EXERCISE -
Give the data again exactly as it is written.
** Opening ENTRIES SHOWN block **
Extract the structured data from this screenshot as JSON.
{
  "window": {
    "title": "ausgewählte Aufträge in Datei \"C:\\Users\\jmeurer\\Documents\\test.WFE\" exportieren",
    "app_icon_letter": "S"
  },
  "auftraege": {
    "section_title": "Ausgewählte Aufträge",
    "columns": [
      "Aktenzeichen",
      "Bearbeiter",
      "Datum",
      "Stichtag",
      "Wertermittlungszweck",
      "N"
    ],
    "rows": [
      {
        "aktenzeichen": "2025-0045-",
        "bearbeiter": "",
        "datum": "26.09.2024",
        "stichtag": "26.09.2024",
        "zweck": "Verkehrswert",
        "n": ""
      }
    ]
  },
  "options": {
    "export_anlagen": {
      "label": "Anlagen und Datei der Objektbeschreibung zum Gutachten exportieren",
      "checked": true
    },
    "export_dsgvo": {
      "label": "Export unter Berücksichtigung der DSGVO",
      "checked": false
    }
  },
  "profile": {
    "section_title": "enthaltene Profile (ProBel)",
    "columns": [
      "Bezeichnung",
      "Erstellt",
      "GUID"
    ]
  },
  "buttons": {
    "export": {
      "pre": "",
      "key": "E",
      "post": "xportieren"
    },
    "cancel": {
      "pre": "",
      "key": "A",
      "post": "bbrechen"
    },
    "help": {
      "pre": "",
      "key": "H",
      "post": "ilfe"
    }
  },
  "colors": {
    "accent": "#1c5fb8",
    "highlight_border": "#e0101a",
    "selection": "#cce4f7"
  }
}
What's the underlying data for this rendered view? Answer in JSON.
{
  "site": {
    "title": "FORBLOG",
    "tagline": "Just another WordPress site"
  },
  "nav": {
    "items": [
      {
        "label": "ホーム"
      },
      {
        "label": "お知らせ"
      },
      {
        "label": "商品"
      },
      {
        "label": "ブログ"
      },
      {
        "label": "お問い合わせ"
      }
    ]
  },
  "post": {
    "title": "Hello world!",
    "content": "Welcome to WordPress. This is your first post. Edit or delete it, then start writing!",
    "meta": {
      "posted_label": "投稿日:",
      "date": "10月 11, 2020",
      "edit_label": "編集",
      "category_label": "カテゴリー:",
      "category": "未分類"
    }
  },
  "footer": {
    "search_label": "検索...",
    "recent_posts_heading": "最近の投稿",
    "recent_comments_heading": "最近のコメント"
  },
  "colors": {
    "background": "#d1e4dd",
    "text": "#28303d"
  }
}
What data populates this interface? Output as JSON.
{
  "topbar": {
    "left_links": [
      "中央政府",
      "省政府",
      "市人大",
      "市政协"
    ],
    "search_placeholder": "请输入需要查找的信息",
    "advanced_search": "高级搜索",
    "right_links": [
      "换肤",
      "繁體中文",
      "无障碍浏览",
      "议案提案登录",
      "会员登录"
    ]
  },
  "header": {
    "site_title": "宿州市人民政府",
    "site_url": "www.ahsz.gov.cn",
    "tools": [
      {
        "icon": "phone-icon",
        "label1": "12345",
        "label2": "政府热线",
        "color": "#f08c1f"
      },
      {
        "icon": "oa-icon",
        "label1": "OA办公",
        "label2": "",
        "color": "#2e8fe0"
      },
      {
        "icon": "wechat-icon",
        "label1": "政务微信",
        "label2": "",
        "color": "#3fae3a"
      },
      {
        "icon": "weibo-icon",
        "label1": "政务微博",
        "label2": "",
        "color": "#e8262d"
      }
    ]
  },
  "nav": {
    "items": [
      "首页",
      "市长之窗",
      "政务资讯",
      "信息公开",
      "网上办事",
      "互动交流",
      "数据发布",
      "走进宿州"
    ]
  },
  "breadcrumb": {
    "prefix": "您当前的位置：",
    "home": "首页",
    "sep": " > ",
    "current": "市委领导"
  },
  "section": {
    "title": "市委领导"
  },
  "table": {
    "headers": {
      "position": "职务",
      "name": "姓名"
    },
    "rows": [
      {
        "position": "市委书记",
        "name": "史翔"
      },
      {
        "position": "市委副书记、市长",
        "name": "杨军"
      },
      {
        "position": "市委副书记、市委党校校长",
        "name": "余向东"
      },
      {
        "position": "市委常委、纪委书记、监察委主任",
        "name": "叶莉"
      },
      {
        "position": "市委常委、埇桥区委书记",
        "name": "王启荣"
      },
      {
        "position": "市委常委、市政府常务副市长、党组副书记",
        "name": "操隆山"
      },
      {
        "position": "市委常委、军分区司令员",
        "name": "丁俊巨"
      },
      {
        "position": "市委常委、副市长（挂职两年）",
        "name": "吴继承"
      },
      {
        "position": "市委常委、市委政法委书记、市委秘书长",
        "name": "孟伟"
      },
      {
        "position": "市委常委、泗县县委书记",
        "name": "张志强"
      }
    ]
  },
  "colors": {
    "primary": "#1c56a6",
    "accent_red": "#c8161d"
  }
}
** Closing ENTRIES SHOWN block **
SOLUTION TO THE PROBLEM -
Extract the structured data from this screenshot as JSON.
{
  "window": {
    "title": "ausgewählte Aufträge in Datei \"C:\\Users\\jmeurer\\Documents\\test.WFE\" exportieren",
    "app_icon_letter": "S"
  },
  "auftraege": {
    "section_title": "Ausgewählte Aufträge",
    "columns": [
      "Aktenzeichen",
      "Bearbeiter",
      "Datum",
      "Stichtag",
      "Wertermittlungszweck",
      "N"
    ],
    "rows": [
      {
        "aktenzeichen": "2025-0045-",
        "bearbeiter": "",
        "datum": "26.09.2024",
        "stichtag": "26.09.2024",
        "zweck": "Verkehrswert",
        "n": ""
      }
    ]
  },
  "options": {
    "export_anlagen": {
      "label": "Anlagen und Datei der Objektbeschreibung zum Gutachten exportieren",
      "checked": true
    },
    "export_dsgvo": {
      "label": "Export unter Berücksichtigung der DSGVO",
      "checked": false
    }
  },
  "profile": {
    "section_title": "enthaltene Profile (ProBel)",
    "columns": [
      "Bezeichnung",
      "Erstellt",
      "GUID"
    ]
  },
  "buttons": {
    "export": {
      "pre": "",
      "key": "E",
      "post": "xportieren"
    },
    "cancel": {
      "pre": "",
      "key": "A",
      "post": "bbrechen"
    },
    "help": {
      "pre": "",
      "key": "H",
      "post": "ilfe"
    }
  },
  "colors": {
    "accent": "#1c5fb8",
    "highlight_border": "#e0101a",
    "selection": "#cce4f7"
  }
}
What's the underlying data for this rendered view? Answer in JSON.
{
  "site": {
    "title": "FORBLOG",
    "tagline": "Just another WordPress site"
  },
  "nav": {
    "items": [
      {
        "label": "ホーム"
      },
      {
        "label": "お知らせ"
      },
      {
        "label": "商品"
      },
      {
        "label": "ブログ"
      },
      {
        "label": "お問い合わせ"
      }
    ]
  },
  "post": {
    "title": "Hello world!",
    "content": "Welcome to WordPress. This is your first post. Edit or delete it, then start writing!",
    "meta": {
      "posted_label": "投稿日:",
      "date": "10月 11, 2020",
      "edit_label": "編集",
      "category_label": "カテゴリー:",
      "category": "未分類"
    }
  },
  "footer": {
    "search_label": "検索...",
    "recent_posts_heading": "最近の投稿",
    "recent_comments_heading": "最近のコメント"
  },
  "colors": {
    "background": "#d1e4dd",
    "text": "#28303d"
  }
}
What data populates this interface? Output as JSON.
{
  "topbar": {
    "left_links": [
      "中央政府",
      "省政府",
      "市人大",
      "市政协"
    ],
    "search_placeholder": "请输入需要查找的信息",
    "advanced_search": "高级搜索",
    "right_links": [
      "换肤",
      "繁體中文",
      "无障碍浏览",
      "议案提案登录",
      "会员登录"
    ]
  },
  "header": {
    "site_title": "宿州市人民政府",
    "site_url": "www.ahsz.gov.cn",
    "tools": [
      {
        "icon": "phone-icon",
        "label1": "12345",
        "label2": "政府热线",
        "color": "#f08c1f"
      },
      {
        "icon": "oa-icon",
        "label1": "OA办公",
        "label2": "",
        "color": "#2e8fe0"
      },
      {
        "icon": "wechat-icon",
        "label1": "政务微信",
        "label2": "",
        "color": "#3fae3a"
      },
      {
        "icon": "weibo-icon",
        "label1": "政务微博",
        "label2": "",
        "color": "#e8262d"
      }
    ]
  },
  "nav": {
    "items": [
      "首页",
      "市长之窗",
      "政务资讯",
      "信息公开",
      "网上办事",
      "互动交流",
      "数据发布",
      "走进宿州"
    ]
  },
  "breadcrumb": {
    "prefix": "您当前的位置：",
    "home": "首页",
    "sep": " > ",
    "current": "市委领导"
  },
  "section": {
    "title": "市委领导"
  },
  "table": {
    "headers": {
      "position": "职务",
      "name": "姓名"
    },
    "rows": [
      {
        "position": "市委书记",
        "name": "史翔"
      },
      {
        "position": "市委副书记、市长",
        "name": "杨军"
      },
      {
        "position": "市委副书记、市委党校校长",
        "name": "余向东"
      },
      {
        "position": "市委常委、纪委书记、监察委主任",
        "name": "叶莉"
      },
      {
        "position": "市委常委、埇桥区委书记",
        "name": "王启荣"
      },
      {
        "position": "市委常委、市政府常务副市长、党组副书记",
        "name": "操隆山"
      },
      {
        "position": "市委常委、军分区司令员",
        "name": "丁俊巨"
      },
      {
        "position": "市委常委、副市长（挂职两年）",
        "name": "吴继承"
      },
      {
        "position": "市委常委、市委政法委书记、市委秘书长",
        "name": "孟伟"
      },
      {
        "position": "市委常委、泗县县委书记",
        "name": "张志强"
      }
    ]
  },
  "colors": {
    "primary": "#1c56a6",
    "accent_red": "#c8161d"
  }
}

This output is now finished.